Results: Sixty-two surveys were completed. Seventy-nine percent of the nurses did not receive formal education regarding ASD in their nursing curriculums. The nurses felt the most comfortable taking vitals, assessing pain, and administering medications to patients with ASD. The nurses felt the least comfortable understanding and managing a behavioral plan, teaching about ASD, and providing direction for early intervention process. Communication and sensory needs were listed as the largest barriers to care. The nurses suggested that the institution provide more ASD education, sensory carts on floors, and access to sensory rooms.

Conclusions: Most nurses did not identify as having specific education regarding care of individuals with ASD during their undergraduate nursing education. In addition, many nurses felt uncomfortable with certain patient interactions.
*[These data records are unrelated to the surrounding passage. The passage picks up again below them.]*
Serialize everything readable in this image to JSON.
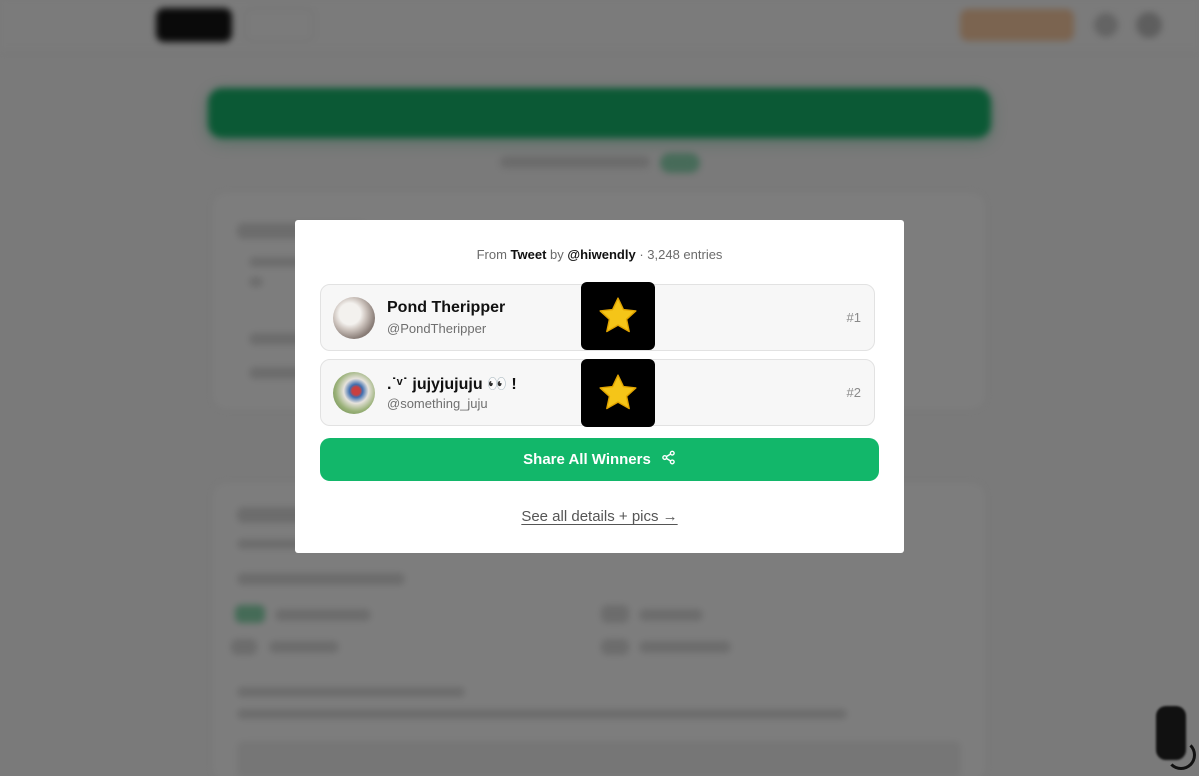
{
  "background": {
    "logo": "",
    "nav": [
      "",
      ""
    ],
    "cta_label": ""
  },
  "modal": {
    "source": {
      "prefix": "From",
      "type": "Tweet",
      "by": "by",
      "author": "@hiwendly",
      "entries": "· 3,248 entries"
    },
    "winners": [
      {
        "name": "Pond Theripper",
        "handle": "@PondTheripper",
        "rank": "#1",
        "badge_icon": "star-icon"
      },
      {
        "name": ".˙ᵛ˙ jujyjujuju 👀 !",
        "handle": "@something_juju",
        "rank": "#2",
        "badge_icon": "star-icon"
      }
    ],
    "share_label": "Share All Winners",
    "details_link": "See all details + pics →"
  },
  "colors": {
    "accent": "#12b76a",
    "star": "#f5c518",
    "overlay": "rgba(0,0,0,0.5)"
  }
}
Implications: With the increasing number of children and adults with ASD and the documented lack of ASD education in undergraduate nursing curriculums which affects comfortability in caring for patients, there is an opportunity for us to enhance education for our nursing faculty and students. The limited evidence that exists in the literature to bridge this gap in ASD knowledge will be discussed as well as plans for future improvement.

Audience Take Away Notes:
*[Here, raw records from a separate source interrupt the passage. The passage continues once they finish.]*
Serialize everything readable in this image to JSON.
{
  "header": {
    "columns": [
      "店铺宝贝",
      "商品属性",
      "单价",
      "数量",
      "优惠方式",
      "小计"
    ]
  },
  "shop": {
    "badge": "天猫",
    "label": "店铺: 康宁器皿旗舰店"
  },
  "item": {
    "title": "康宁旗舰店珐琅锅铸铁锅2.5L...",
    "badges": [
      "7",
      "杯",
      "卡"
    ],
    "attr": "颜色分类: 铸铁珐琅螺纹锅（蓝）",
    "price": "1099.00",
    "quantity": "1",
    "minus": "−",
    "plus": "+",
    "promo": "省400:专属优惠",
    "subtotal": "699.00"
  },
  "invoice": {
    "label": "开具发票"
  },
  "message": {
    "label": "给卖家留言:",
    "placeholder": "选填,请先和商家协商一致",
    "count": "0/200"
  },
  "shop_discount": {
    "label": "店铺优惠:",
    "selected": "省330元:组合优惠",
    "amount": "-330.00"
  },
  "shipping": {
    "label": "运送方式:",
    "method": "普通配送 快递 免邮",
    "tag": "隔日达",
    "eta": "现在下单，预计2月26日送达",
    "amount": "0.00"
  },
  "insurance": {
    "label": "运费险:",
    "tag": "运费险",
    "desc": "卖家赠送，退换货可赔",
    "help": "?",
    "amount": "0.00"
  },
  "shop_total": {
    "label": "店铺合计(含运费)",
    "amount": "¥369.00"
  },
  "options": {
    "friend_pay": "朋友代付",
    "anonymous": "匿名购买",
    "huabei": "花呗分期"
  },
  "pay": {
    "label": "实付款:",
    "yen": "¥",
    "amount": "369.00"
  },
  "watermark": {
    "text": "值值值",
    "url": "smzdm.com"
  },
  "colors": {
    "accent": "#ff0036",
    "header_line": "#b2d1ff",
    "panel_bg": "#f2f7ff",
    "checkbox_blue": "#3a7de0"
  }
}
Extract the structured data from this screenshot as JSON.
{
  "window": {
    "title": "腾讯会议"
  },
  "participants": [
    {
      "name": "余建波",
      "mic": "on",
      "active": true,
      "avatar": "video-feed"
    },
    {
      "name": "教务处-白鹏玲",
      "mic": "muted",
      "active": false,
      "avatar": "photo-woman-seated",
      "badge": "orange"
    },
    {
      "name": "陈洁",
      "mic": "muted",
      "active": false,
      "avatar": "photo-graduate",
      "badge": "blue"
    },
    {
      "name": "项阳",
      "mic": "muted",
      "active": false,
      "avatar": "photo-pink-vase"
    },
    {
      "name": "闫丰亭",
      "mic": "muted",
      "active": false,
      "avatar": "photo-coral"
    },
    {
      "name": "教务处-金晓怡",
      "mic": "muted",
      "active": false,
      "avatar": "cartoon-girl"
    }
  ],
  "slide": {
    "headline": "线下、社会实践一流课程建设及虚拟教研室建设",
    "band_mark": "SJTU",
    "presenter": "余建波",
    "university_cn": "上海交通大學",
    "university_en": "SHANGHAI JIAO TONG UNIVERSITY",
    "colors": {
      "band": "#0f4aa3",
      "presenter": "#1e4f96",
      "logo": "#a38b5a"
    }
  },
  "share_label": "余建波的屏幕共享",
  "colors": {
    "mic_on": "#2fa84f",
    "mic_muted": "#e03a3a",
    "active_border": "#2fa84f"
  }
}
  • After this presentation participants will be more knowledgeable about the prevalence of autism spectrum disorder and important barriers these patients have to health care.
  • Participants will review existing evidence of autism spectrum disorder (ASD) content in nursing curriculums and nursing faculty’s ability to integrate this knowledge into didactic or practicum application.
  • Participants will explore ways in which to enhance general ASD understanding for all practicing nurses.


Dr. Robin Whelpley received her Doctor of Pharmacy from Virginia Commonwealth University in 2009. She became board certified as a Pharmacotherapy Specialist in 2011. She completed her post-graduate residency with Bon Secours Health System in 2010 and served as pharmacy clinical specialist in psychiatry for seven years. Dr. Whelpley has a wide array of teaching experience with seven years as a full-time nursing faculty, six years an adjunct clinical faculty at South University Physician Assistant Program, six years as a preceptor for pharmacy and medical residents, and 14 years as a preceptor for fourth year pharmacy clinical students.